Footnotes, November 2022: Book links from around the web
At The Reading List, we’re trainspotters when it comes to interesting book links, and here are a number that caught our eye.
- Bob Dylan’s publisher Simon & Schuster admits that ‘hand-signed’ copies of his new book, selling for $600, were signed using an automated signing machine.
- Rod McKuen was the bestselling poet in American history – selling 60 million books and 100 million records. Why was he forgotten?
- The world’s leading literary agent Andrew Wylie: ‘Amazon is like ISIS; it takes no prisoners’.
- George RR Martin has confirmed he’s ‘3/4 done’ with the next instalment of Game of Thrones. The author equivalent of ‘I’m leaving now’ …
- A new report by PEN America has found that ‘deep and persistent obstacles’ in publishing houses impede greater diversity in terms of authors and stories told.
- Pablo Neruda is cancelled – but should reproachable behaviour negate artistic contributions?
- John Irving wrote a 900-page novel about skiing.
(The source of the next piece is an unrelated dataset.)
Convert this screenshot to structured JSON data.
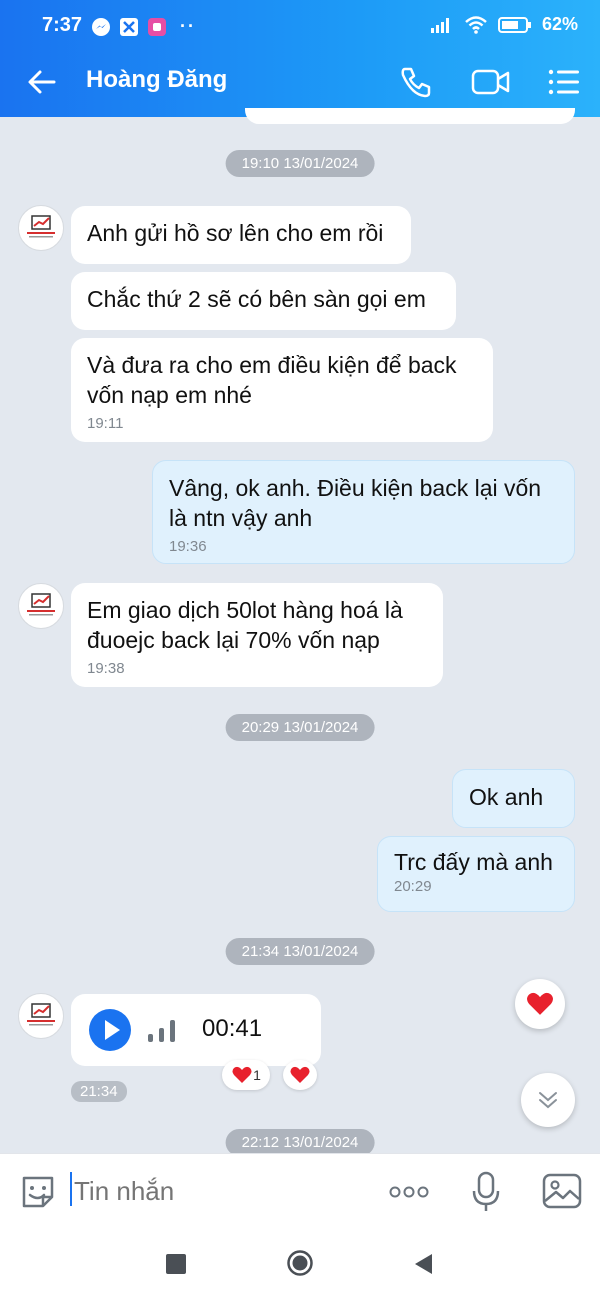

Here’s why.
- How author Colleen Hoover – who outsold the Bible by more than 3 million copies so far this year – went from tending cows to writing bestsellers.
- Behold: A rare Alan Moore interview spotted in the wild.
- Author RL Stine – three-time winner of the RL Stine Creative Writing Award – has celebrated 30 years of ‘Goosebumps’.
- New Zealand’s arts council ends funding for a popular school Shakespeare programme, citing ‘imperialism’.
- But the Bard is still laughing all the way to the bank: The University of British Columbia has paid almost $7.4 million for a rare copy of William Shakespeare’s First Folio.
- What makes a bestseller? It seems like the answer should be simple – a book that sold the best. But the truth is more complicated.
- And finally, ‘Books should be seen as brussels sprouts, not because they taste bad, but because they are good for you.’